R.I.P. Gene Wilder

My father had a great sense of humor and he passed that on to me through his classic, pull-my-finger gag, and through the movies he loved. It was a long list of movies that included Dead Men Don’t Wear Plaid, Refer Madness, Caddy Shack and many of the Gene Wilder movies of the 70’s and 80’s. It is not hyperbole to say that we wore out the VHS of Young Frankenstein and Blazing Saddles. I laughed at things I didn’t understand, I laughed at stupid jokes and I always laughed at and loved Gene Wilder. He was the type of performer that no matter what he was doing in a scene you wanted to watch him. Wether he was the focus of the camera or part of the background he was always engaging.

From the very beginning Gene Wilder POPPED! If you watch his scene in his very first feature film, Bonnie and Clyde, the shades of what would become his signature manic but restrained energy is obvious. It is a small scene in the middle of the movie but he is engaging the entire time. As his career developed through his partnerships with Richard Pryor or his collaborations with Mel Brooks he was revealed to be unique comic voice that was entertaining in everything. For many current comedic performers you can find a reflection of their talent somewhere in the past. But for those rare unique voices, they are undefinable and no one really can achieve what they do with a performance. There just aren’t past performers who did what they do and no one currently filling the void they occupied. To me, Gene Wilder is that unique kind of performer.

He has so many iconic roles. I loved him as the smug gunslinger in Blazing Saddles, he was great as the aloof but compassionate recluse in Willy Wonka & The Chocolate Factory, and brilliant as the in-over-his-head-goofball in Stir Crazy. But for me Young Frankenstein is my favorite of all of his performances, as I said before we wore out the VHS, because he was all of those things wrapped up in one role. He shows every facet of his comedic genius. He plays the smug erudite professor at the beginning, who is proven to be inept when he plunges a scalpel into his leg. Then when he gets to the castle he becomes the in-over-his-head manic and crazed scientist who is obsessed with fulfilling his grandfather’s vision. And in the end he is a thoughtful and compassionate creator.

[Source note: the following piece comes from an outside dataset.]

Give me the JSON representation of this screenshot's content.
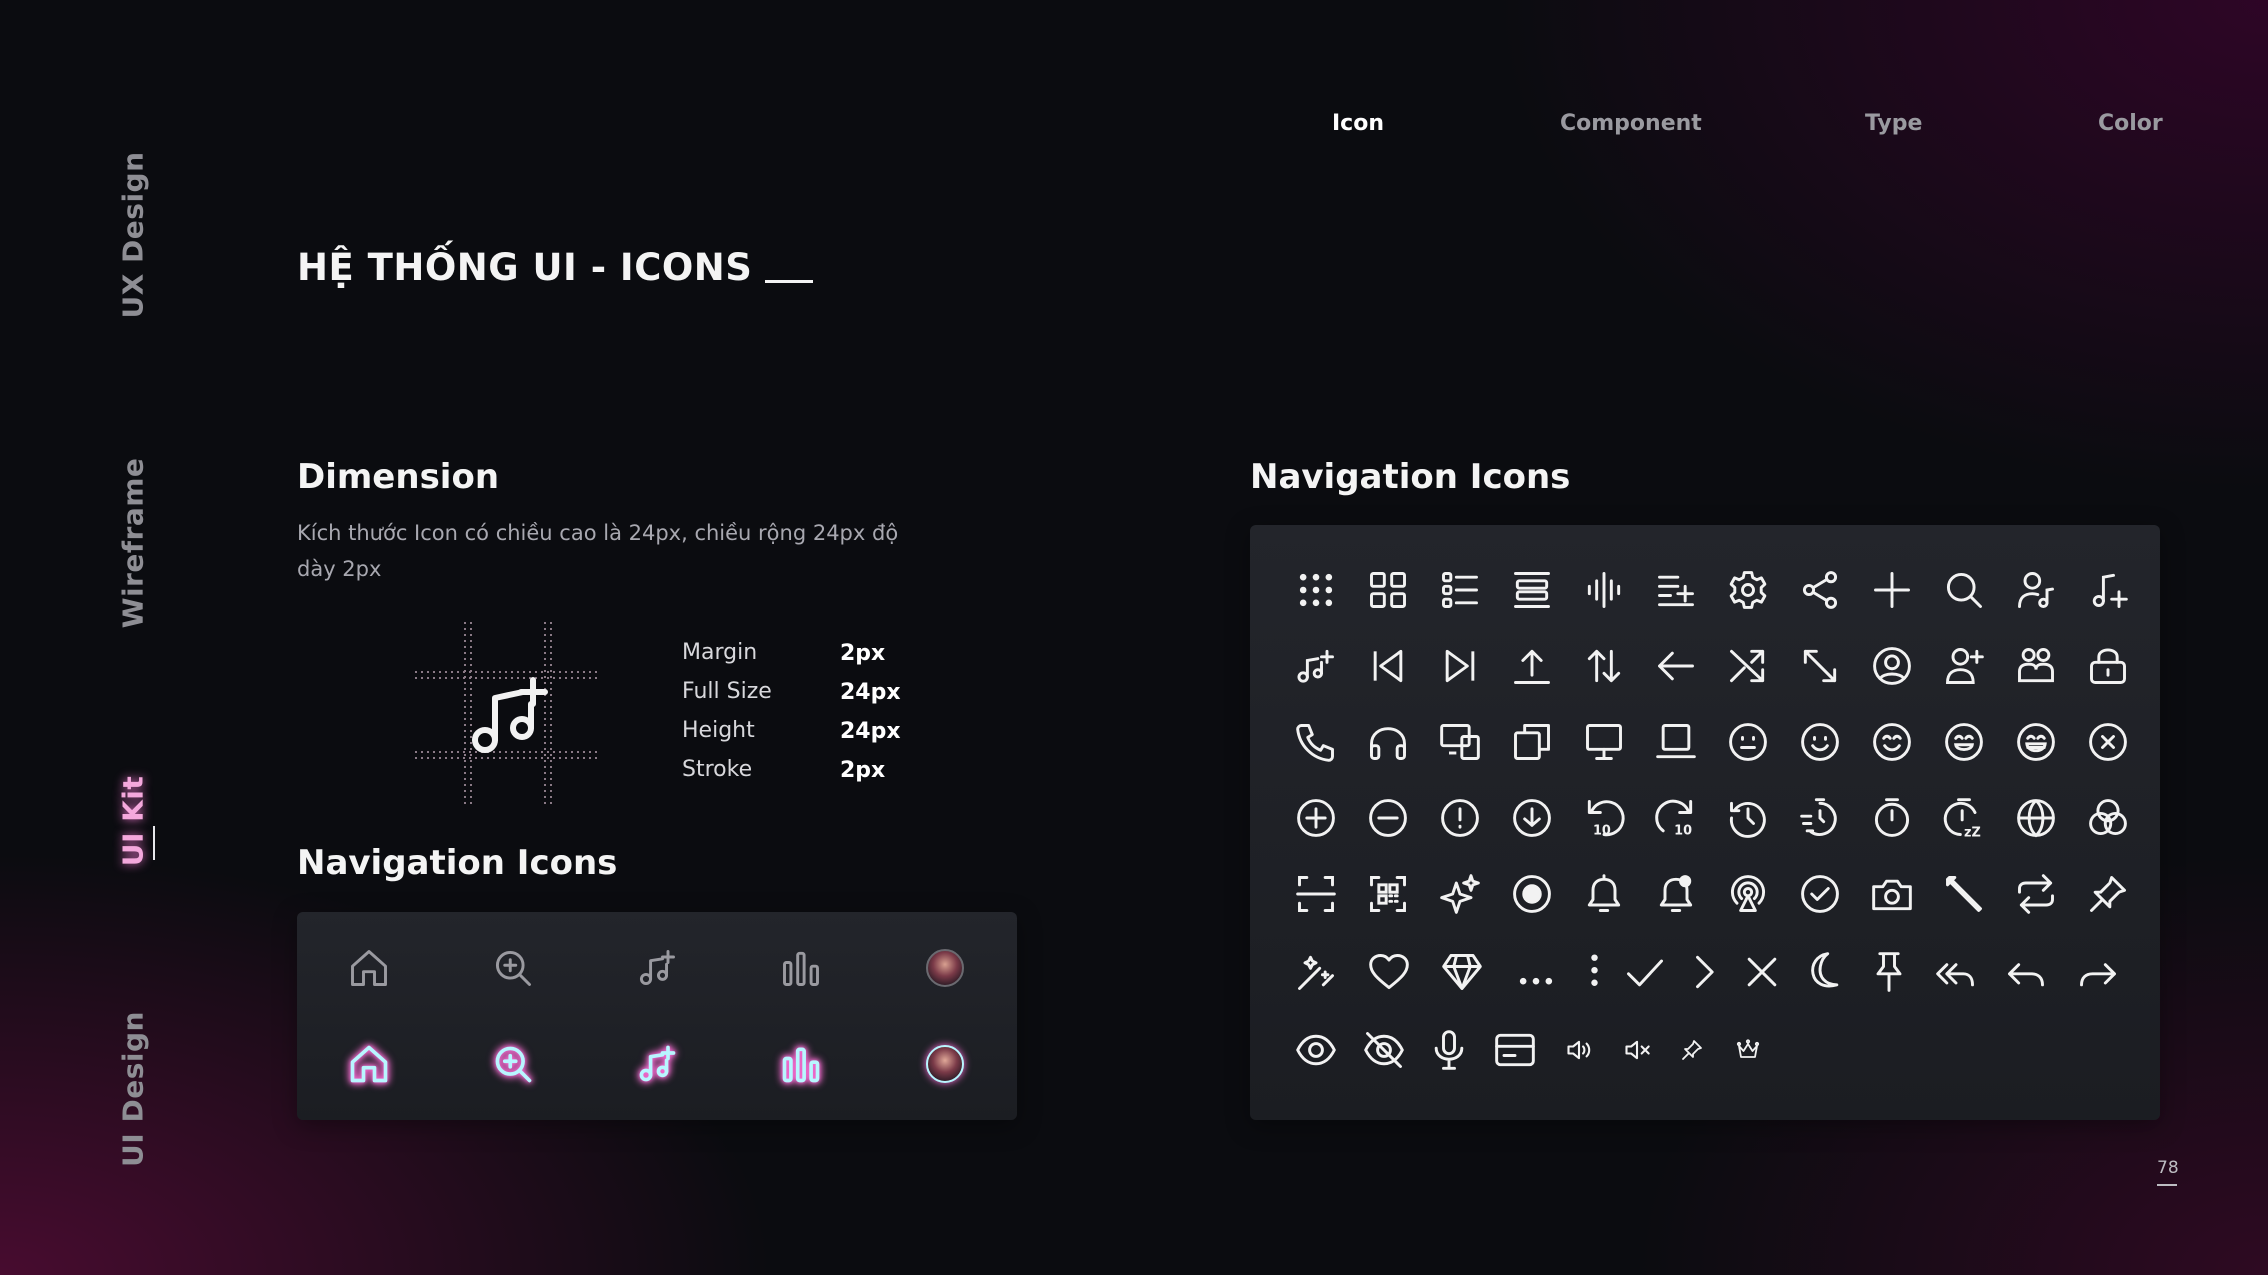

But his performance in the scene when he realizes that they have an abnormal brain in the Frankenstein Monster is pure comic genius. It has all his gifts wrapped in a short 1:30 scene. He goes from controlled and analytical to crazed and desperate and you are hanging on every sentence as it draws you closer to the moment he explodes. I could watch it over and over and over. 


Gene Wilder’s passing makes me sad that we won’t get his comedic voice going forward, and that we got so precious little of it the past 20 years. It also makes me sad that part of my childhood and one of the connections I had with my father is now gone. The great thing is the movies and his genius will live on in those films. Now that my father has passed I know that I can grab my copy of Young Frankenstein (now on DVD) and I can watch it with my son and daughter and I can witness a comic genius at work and I can be with a part of my father for 1hr 46min. I can also pass that on to my children and hope they get as much from as I did when I was younger.

Whatever Wilder performance you connect with most put it in and go back to that moment you discovered it and enjoy the film and of course enjoy Gene Wilder.

Rest in peace Mr. Wilder and Thank You for everything you gave us!

- Joe